Words by: Felice Lok Art by: L. Ching
I love writing, but I didn’t always realise I did. It must have begun when my uncle would return from Sydney every Christmas and pull beautifully wrapped storybooks out of his denim satchel for me like Mary Poppins. I soon fell in love with the touch of textured paper under my fingers as I diligently sounded out the ‘big words’. When I was 12, my mum sent me to an English tutor who left me in tears after every lesson because my stories were simply not interesting enough. In hindsight, I have both of them to thank because my stories were, in fact, not interesting at all. This tutor had made me realise it wasn’t that I lacked great ideas, but that writing was a skill I had to patiently practise in order to captivatingly convey what I wanted to say. When I reached uni, I began watching Gilmore Girls and started living vicariously through the protagonist, Rory Gilmore, who inspired me to study journalism. All these people (real and fictional) made me realise the value of words. Through words, I get to read the most interesting stories, pen thoughts to paper when I am anxious, and shamelessly share carefully crafted puns with my friends. For me, words are a vehicle for self-expression which have become a significant part of who I am.

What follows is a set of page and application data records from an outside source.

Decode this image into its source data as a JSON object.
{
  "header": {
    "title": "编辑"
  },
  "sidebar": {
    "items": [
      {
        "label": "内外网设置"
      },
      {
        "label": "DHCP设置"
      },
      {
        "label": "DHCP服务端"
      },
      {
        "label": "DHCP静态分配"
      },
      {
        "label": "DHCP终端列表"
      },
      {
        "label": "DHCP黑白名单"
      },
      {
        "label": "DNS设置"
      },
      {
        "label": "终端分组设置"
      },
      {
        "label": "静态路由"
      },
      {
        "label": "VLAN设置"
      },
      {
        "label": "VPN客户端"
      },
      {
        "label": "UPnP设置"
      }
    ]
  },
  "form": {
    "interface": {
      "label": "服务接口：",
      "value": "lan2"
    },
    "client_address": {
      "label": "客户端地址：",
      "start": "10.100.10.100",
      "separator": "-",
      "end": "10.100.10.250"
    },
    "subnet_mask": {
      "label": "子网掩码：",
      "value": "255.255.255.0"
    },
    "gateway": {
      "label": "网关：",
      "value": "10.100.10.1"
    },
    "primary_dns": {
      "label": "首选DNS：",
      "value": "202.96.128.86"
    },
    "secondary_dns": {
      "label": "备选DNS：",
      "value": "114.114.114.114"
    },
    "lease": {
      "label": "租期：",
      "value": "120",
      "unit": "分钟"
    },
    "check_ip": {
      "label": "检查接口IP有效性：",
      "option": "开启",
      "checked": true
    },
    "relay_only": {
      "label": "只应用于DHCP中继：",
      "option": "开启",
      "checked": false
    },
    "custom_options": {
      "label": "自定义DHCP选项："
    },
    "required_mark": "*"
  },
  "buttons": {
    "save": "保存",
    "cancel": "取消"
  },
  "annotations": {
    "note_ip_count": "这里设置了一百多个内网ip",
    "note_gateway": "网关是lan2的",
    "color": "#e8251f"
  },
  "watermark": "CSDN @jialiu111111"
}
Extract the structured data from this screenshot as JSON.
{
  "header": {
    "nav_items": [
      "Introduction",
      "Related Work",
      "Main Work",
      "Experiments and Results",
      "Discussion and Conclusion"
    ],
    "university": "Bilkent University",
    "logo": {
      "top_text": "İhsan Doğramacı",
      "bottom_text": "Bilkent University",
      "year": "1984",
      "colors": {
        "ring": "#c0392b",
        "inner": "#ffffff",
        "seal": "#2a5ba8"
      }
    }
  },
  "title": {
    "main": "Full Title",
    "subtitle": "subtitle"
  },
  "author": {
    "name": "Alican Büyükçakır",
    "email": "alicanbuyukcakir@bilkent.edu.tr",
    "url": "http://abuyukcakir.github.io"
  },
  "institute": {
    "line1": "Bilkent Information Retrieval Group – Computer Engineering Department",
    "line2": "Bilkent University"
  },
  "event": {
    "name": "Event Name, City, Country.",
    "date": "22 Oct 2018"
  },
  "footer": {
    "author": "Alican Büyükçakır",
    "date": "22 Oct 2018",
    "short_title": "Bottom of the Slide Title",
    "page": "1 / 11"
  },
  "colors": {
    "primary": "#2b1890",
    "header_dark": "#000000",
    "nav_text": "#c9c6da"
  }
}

I didn’t always enjoy being in my own company. In fact, I feared being alone. Lunch times back in my first year of uni involved either frantically trying to find anyone to eat with or whingy complaints to my friends that I was eating alone yet again. Being by myself did not sit well with me. But one day, I bumped into two old friends who redefined, for me, what it meant to be alone. They would spontaneously call me so we could chat till 2:30am about our identity crises, leave me with nine consecutive voice messages about overpriced long blacks and crumplets, or insist that I leave my room and spend my Friday night with them. They opened their arms and showered me with so much affection that my feelings of insecurity slowly dissipated. I remember walking alone in the park one afternoon and realising how blissful solitude was. Now, I appreciate my own company with peace rather than as an object of ridicule — not because I’m lonely, but because I know they’ll always be there.
We often feel that we exist in each other’s worlds as mere supporting characters without realising that we are contributing significantly to the chapters of someone else’s story. The books that we leave for our friends at their doorsteps, the music we share in silent car rides, and the stories we tell each other are all but insignificant in a world where we leave trails of footprints. We are the reason why our best friends get excited at the sound of a song, why our siblings cook eggs the way they do, or why someone has so many exciting stories to tell at the dinner table. Whether we are aware or not, we are constantly adding value to each other’s lives.
Every year, I take the time to sit and write long birthday letters to my friends. I picked up this habit because my mum always asked for a heartfelt card whenever we, as kids, asked for her birthday wish list. When winter approaches, I find myself wrapped in a thick scarf because my dad always said that keeping your neck covered is best for staying warm. Whenever I feel myself about to burn out, I pause everything immediately, because my brother taught me that often taking one step back is your best one forward.
Through these habits, I see the value in sitting down and writing, in my neatest handwriting, about how appreciative I am that someone exists. I see that winter isn’t as terrible as everyone makes it out to be because a trusty scarf goes a long way. And I see how taking care of myself allows me to become a better daughter, sister and friend. The habits I have picked up over the past 21 years, my likes, dislikes and who I have become all stem from the people around me — so much so that, oftentimes, I feel like I am an extension of all the people I love.